=== Begin Enclosure ===
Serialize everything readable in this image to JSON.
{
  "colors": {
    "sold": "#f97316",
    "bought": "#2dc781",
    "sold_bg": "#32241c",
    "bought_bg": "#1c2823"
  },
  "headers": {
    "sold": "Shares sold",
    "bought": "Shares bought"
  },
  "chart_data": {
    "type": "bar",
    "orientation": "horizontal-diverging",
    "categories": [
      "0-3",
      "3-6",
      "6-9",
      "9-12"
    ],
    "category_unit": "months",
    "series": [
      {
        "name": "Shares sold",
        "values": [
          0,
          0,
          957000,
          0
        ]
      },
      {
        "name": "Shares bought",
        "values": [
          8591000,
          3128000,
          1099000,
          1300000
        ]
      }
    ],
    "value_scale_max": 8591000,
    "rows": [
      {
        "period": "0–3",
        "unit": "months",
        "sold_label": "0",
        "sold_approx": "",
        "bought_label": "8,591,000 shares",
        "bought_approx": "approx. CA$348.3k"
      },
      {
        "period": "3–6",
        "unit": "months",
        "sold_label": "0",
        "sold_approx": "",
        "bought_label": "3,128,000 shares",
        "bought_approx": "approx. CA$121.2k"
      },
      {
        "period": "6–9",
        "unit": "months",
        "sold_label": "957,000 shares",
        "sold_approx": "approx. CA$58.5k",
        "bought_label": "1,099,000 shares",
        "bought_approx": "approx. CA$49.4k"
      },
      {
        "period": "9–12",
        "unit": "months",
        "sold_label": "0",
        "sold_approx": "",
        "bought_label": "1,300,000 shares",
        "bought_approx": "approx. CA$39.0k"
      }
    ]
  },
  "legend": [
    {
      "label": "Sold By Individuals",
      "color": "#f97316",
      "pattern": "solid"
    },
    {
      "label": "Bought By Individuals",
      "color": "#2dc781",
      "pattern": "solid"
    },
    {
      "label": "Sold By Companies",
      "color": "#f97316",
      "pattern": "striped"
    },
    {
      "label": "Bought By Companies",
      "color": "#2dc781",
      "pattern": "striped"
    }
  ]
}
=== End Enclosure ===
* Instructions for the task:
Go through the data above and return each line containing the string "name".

* Written response:
        "name": "Shares sold",
        "name": "Shares bought",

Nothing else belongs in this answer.